The Director of the Consumer Financial Protection Bureau has denied a petition from a credit repair organization to set aside a civil investigative demand it received from the Bureau, disagreeing with the premise that the CFPB’s request is unlawful because it could not bring an enforcement action against the company.
A copy of the denial, issued by CFPB Director Kathleen Kraninger, was released this week and can be accessed by clicking here.
In April, the CFPB send a CID to Daniel A. Rosen, Inc., d/b/a Credit Repair Cloud, seeking information to help the Bureau determine if the company “requested or received prohibited payments from consumers,” which may have violated the Telemarketing Sales Rule, and “provided substantial assistance in such violations,” which may have violated the Consumer Financial Protection Act.
The CFPB sought responses to interrogatories as well as the production of documents. The CFPB’s rules require a meeting between the recipient of the CID and an investigator from the CFPB, and during that meeting, the company announced its intention not to respond to the CID and to file a petition to set aside the request.
In the petition, the company argued that the CID was unlawful because “could not bring an enforcement action against it under either the Telemarketing Sales Rule (TSR) or the CFPA.”

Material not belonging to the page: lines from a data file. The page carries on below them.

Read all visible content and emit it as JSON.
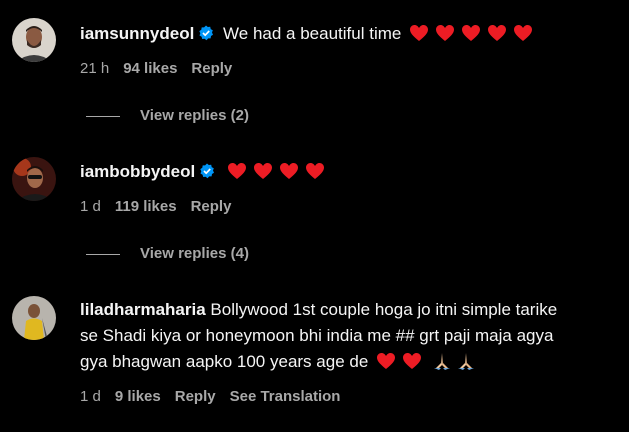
{
  "comments": [
    {
      "username": "iamsunnydeol",
      "verified": true,
      "text": "We had a beautiful time",
      "hearts": 5,
      "time": "21 h",
      "likes": "94 likes",
      "reply": "Reply",
      "view_replies": "View replies (2)"
    },
    {
      "username": "iambobbydeol",
      "verified": true,
      "text": "",
      "hearts": 4,
      "time": "1 d",
      "likes": "119 likes",
      "reply": "Reply",
      "view_replies": "View replies (4)"
    },
    {
      "username": "liladharmaharia",
      "verified": false,
      "text_line1": "Bollywood 1st couple hoga jo itni simple tarike",
      "text_line2": "se Shadi kiya or honeymoon bhi india me ## grt paji maja agya",
      "text_line3": "gya bhagwan aapko 100 years age de",
      "hearts": 2,
      "hands": 2,
      "time": "1 d",
      "likes": "9 likes",
      "reply": "Reply",
      "translate": "See Translation"
    }
  ],
  "colors": {
    "background": "#000000",
    "text": "#f5f5f5",
    "meta": "#a8a8a8",
    "verified": "#0095f6",
    "heart": "#ed1c24"
  },
  "icons": [
    "verified-badge-icon",
    "red-heart-icon",
    "folded-hands-icon"
  ]
}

But Kraninger quickly pointed out that the CFPB’s investigation authority is broader than its enforcement authority. As well, the company made a number of fact-based claims, such as it “does not interact with consumers,” and “has no role in facilitating or assisting a credit repair company requesting or receiving any payment.” But fact gathering is the purpose of the CID, Kraninger pointed out. “CRC is asking me to resolve factual issues based on its assertion while the Bureau is still in the process of gathering relevant information,” she wrote. “That is not a basis for setting the CID aside.”